The TOPflash reporter was from Drs. Hans Clevers and Marc van de Wetering (University Hospital Utrecht, the Netherlands); the HDAC1 plasmid was provided by Dr. Eric Verdin (Gladstone Institute for Virology and Immunology, University of California, San Francisco, CA). Dr. Clifford Conaway (Institute for Cancer Prevention, Valhalla, NY) is gratefully acknowledged for the SFN metabolites, Jeff Watson generated the covalent geometry of SFN-Cys, and Ganapathy Sarma created the image for Fig. 7 ⇓ .
Grant support: This work was supported in part by NIH grants CA65525, CA80176, and CA90890, and by National Institute of Environmental Health Sciences Center grant P30 ES00210.
The costs of publication of this article were defrayed in part by the payment of page charges. This article must therefore be hereby marked advertisement in accordance with 18 U.S.C. Section 1734 solely to indicate this fact.
Requests for reprints: Roderick Dashwood, Linus Pauling Institute, Oregon State University, 571 Weniger Hall, Corvallis, OR 97331. Phone: (541) 737-5086; Fax: (541) 747-5077; E-mail:
- Received April 14, 2004.

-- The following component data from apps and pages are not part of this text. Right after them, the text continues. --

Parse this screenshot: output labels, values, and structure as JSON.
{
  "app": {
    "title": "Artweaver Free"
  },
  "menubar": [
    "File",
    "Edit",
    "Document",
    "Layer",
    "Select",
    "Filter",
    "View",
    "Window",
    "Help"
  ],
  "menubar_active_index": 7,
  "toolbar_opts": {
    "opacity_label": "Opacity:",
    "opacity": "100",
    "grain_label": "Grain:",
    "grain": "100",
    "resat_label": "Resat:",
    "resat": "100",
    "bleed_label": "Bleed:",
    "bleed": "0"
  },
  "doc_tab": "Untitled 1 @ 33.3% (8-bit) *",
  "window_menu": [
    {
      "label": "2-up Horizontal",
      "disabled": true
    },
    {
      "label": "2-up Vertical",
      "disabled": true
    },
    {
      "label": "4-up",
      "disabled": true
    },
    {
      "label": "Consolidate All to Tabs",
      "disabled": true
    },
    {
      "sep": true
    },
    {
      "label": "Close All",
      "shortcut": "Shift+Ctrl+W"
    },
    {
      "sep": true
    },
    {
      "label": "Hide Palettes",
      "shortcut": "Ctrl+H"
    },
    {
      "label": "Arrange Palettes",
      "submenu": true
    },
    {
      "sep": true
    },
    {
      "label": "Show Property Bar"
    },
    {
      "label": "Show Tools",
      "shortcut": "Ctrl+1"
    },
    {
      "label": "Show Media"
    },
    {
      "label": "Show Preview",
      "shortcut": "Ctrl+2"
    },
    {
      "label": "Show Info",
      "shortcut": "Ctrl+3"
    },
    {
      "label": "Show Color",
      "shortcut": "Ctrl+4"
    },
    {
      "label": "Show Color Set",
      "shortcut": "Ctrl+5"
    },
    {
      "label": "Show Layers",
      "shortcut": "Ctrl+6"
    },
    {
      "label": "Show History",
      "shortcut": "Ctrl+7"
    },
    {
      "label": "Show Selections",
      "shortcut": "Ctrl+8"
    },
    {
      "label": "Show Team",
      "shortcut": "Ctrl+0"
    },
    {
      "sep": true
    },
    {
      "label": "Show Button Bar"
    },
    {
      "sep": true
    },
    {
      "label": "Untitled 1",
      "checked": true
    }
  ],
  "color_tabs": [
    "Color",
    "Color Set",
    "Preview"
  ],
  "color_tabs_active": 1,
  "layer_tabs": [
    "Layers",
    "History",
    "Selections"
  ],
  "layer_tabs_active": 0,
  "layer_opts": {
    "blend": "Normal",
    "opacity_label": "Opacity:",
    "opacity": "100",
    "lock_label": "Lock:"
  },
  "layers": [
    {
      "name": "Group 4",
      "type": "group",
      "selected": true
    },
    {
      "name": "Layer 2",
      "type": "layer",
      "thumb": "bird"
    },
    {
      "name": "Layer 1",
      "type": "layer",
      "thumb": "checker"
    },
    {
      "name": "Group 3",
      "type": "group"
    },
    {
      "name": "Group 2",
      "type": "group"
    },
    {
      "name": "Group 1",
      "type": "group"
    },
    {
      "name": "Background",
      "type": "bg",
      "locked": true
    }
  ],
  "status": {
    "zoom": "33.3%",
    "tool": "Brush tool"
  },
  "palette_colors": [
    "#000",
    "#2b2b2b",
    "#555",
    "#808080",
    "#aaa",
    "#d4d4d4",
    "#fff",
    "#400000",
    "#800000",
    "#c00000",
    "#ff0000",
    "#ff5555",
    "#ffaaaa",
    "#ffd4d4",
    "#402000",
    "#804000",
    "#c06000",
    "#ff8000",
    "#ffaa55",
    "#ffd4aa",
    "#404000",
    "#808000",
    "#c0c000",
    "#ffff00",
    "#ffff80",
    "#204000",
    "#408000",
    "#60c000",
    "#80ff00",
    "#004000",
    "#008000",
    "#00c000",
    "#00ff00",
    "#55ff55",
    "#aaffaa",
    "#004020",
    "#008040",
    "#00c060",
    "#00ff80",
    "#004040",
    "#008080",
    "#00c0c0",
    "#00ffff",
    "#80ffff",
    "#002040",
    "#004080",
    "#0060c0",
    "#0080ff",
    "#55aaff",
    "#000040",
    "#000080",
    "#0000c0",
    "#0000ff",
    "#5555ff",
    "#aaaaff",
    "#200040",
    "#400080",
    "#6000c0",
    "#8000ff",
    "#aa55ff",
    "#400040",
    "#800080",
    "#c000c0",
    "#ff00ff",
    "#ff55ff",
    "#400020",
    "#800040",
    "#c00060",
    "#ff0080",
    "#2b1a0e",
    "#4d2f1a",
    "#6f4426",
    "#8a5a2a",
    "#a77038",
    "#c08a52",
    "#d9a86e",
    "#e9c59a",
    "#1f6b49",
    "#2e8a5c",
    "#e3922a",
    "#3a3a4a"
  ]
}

- Revision received June 3, 2004.
- Accepted June 17, 2004.
- ©2004 American Association for Cancer Research.